WHAT THE TASK REQUIRES - Only the lines with "selected" in the entries below belong in the answer; please copy them.

Source data -
- - -
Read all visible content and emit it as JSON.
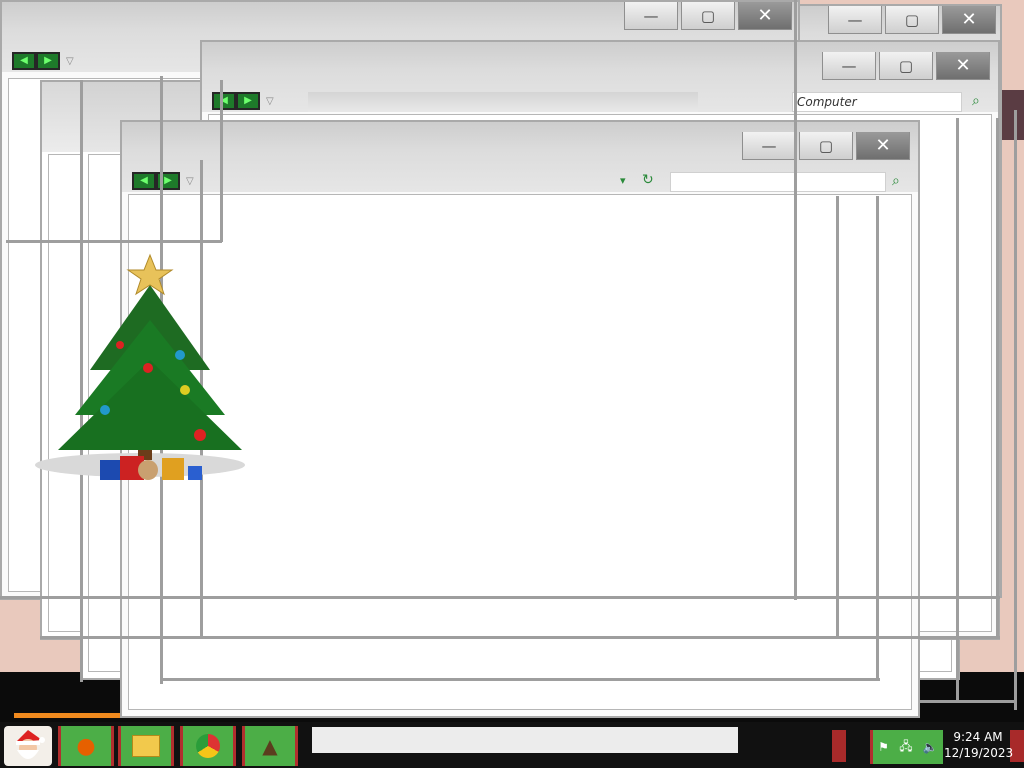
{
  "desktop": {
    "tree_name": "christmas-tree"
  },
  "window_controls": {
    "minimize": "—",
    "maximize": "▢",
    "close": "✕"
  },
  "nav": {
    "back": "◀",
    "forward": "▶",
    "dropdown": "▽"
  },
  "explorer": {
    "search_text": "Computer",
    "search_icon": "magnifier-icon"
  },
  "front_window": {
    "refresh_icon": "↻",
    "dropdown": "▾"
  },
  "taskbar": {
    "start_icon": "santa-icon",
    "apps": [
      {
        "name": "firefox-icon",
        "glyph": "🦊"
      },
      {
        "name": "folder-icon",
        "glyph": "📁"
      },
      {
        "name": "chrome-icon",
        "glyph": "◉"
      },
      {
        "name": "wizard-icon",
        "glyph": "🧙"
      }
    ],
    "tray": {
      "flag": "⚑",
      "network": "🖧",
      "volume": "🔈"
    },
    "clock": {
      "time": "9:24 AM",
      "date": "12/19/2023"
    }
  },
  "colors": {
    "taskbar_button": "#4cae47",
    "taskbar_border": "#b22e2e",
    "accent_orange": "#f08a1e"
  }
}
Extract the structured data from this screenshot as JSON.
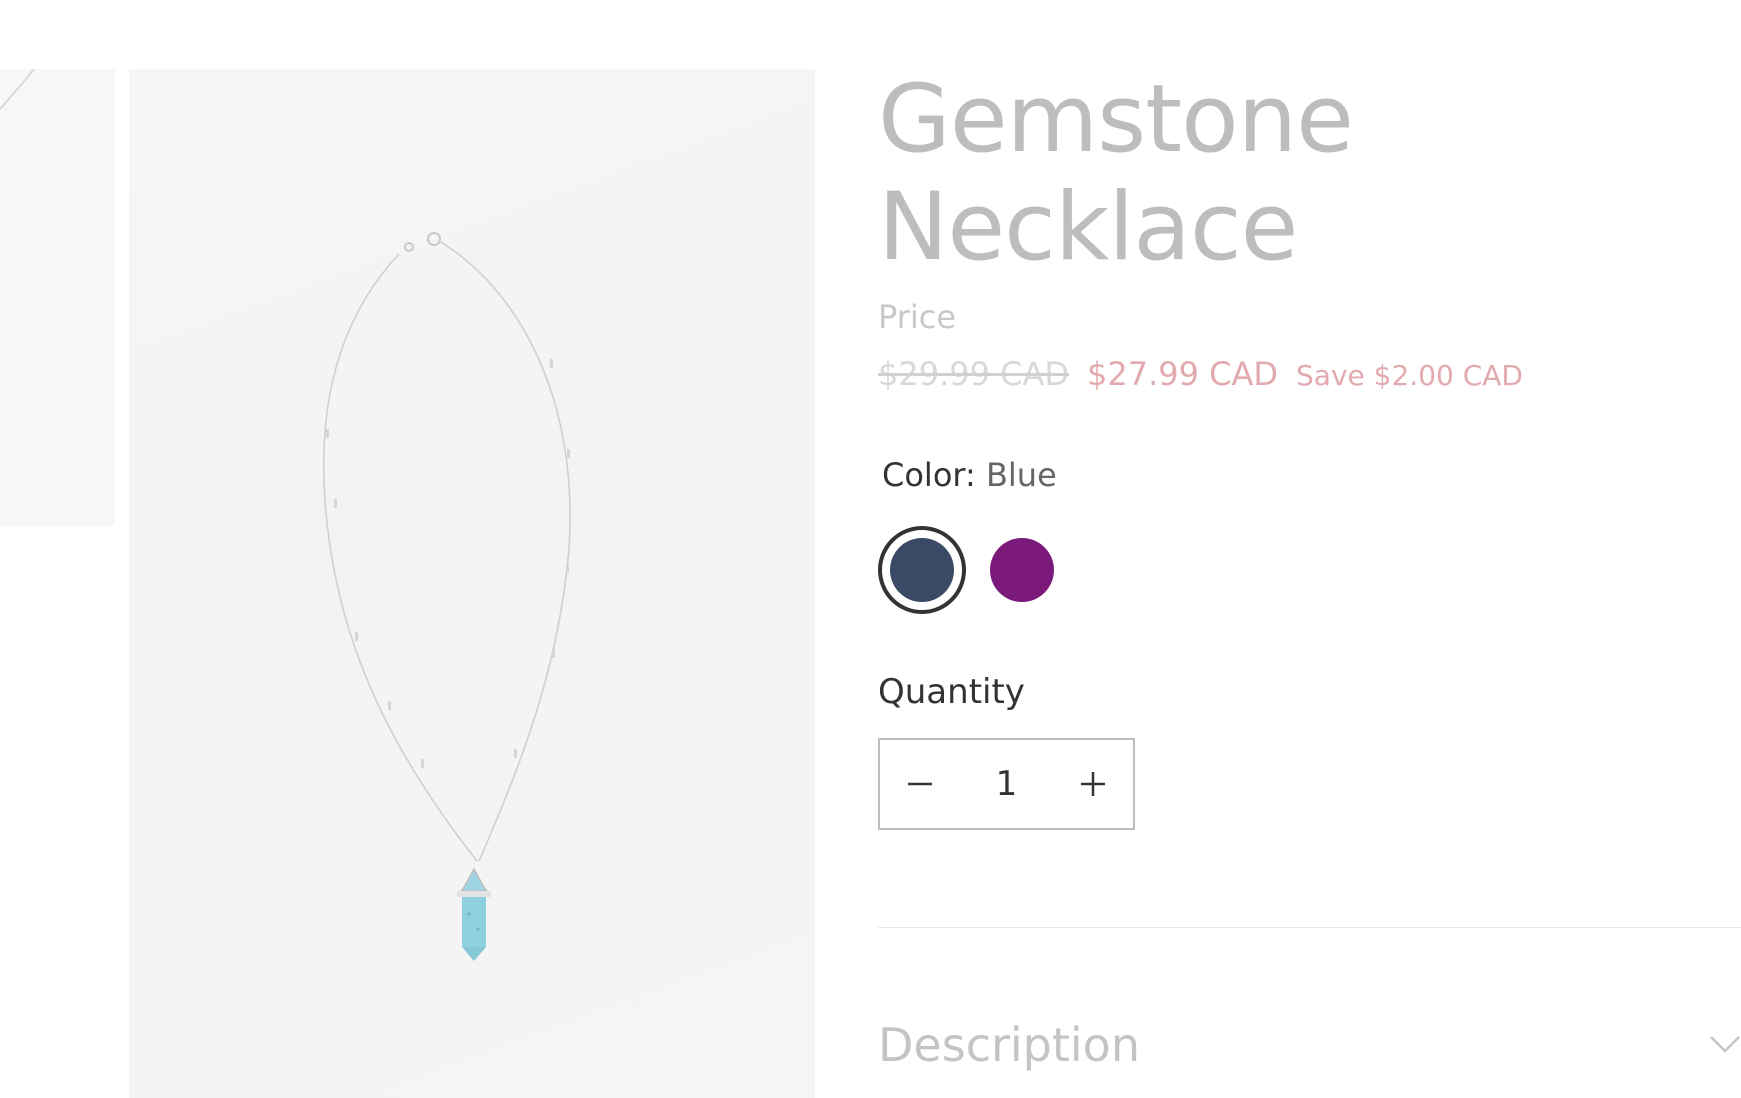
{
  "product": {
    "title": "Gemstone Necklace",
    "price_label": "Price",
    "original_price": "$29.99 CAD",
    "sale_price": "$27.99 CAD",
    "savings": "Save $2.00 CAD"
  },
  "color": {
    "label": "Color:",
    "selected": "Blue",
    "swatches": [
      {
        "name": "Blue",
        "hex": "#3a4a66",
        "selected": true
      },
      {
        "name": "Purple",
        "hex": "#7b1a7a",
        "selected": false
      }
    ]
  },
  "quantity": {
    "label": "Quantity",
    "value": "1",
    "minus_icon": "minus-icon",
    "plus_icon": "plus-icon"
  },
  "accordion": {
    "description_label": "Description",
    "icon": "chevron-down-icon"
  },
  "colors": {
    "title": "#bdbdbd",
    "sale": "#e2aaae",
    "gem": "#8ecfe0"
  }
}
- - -
WRITTEN SOLUTION -
    "selected": "Blue",
        "selected": true
        "selected": false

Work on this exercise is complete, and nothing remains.